It was well balanced but not enough for me.
The rules are not bad but the gameboard is ugly.
Over the year me and my friend changes the rules and created our own map.
Cold War game help
Like many people I am trying to develop a cold war goes hot game set roughly around 1980 for the Global 1940 board. I need help with a few details however. First, I was wondering what to do about the large number of reserves/para military forces many nations had. Second, how should nations that were allied to the USSR and US, but probably would not have joined World War 3 be represented. Then any help with the amount of men and equipment equal to a game piece would be greatly appreciated. Any help on this would be greatly appreciated.
Hobbes last edited by
Using actual historical force levels and translating them into actual game pieces may be too difficult. Say the US starts with the 4 divisions of the US Army in West Germany, which are opposed say by 20 Soviet divisions. You set a fixed ratio (4 div = 1 armor and 1 mech piece) but in reality Soviet divisions were estimated to be smaller when compared to their Western counterparts.

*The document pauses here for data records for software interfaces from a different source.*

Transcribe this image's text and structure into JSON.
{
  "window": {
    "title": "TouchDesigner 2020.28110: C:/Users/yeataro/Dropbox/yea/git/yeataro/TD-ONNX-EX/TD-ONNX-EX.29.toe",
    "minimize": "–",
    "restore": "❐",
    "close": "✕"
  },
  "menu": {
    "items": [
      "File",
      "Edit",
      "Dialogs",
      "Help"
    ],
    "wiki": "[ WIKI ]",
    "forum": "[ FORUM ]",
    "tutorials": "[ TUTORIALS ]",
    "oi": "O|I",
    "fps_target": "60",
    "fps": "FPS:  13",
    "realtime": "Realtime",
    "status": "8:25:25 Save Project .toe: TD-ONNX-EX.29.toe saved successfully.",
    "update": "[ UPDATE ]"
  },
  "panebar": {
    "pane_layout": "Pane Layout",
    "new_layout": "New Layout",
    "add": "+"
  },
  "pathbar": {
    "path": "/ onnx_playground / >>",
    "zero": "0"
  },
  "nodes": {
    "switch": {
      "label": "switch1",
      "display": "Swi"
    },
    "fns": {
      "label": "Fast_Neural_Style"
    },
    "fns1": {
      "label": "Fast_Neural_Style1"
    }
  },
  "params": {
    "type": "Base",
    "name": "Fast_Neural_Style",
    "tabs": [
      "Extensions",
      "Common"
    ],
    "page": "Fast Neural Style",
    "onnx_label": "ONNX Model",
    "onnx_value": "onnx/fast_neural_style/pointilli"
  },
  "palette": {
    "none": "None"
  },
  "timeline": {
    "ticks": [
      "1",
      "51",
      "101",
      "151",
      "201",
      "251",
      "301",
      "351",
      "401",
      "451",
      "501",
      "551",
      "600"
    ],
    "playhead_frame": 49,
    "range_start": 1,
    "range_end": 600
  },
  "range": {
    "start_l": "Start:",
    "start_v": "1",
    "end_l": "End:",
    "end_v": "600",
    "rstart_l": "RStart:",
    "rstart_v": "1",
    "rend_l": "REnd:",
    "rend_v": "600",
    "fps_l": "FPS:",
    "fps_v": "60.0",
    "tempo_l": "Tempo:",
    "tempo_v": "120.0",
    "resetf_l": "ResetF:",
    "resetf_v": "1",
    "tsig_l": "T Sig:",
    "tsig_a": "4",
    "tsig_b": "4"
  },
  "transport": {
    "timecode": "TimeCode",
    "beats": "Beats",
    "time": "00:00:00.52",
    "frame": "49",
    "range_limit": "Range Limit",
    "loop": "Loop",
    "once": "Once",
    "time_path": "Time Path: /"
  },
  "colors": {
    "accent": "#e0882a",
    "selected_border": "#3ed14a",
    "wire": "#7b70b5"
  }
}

You may want to have a look at the relative strengths and disposition of units to have an idea of their placement but it largely depends on what you’ll want to happen during the initial rounds.
So essentially what you are saying is to use the amount of troops and equipment a nation has as a guide instead of the number of divisions, such as 1,500 tanks equals 1 armor unit? Also since many nations had mechanized infantry as standard should the mechanized infantry unit be taken out for countries with mechanized forces as standard, like the US and USSR, with it still available to countries without a totally mechanized force?
I strongly recommend that you consult James Dunnigan’s book “How to Make War: A Comprehensive Guide to Modern Warfare for the Post-Cold War Era”. It’s designed for use by wargamers and it’s packed with statistics, technical data and other useful information.
I will have to check that book out, thank you.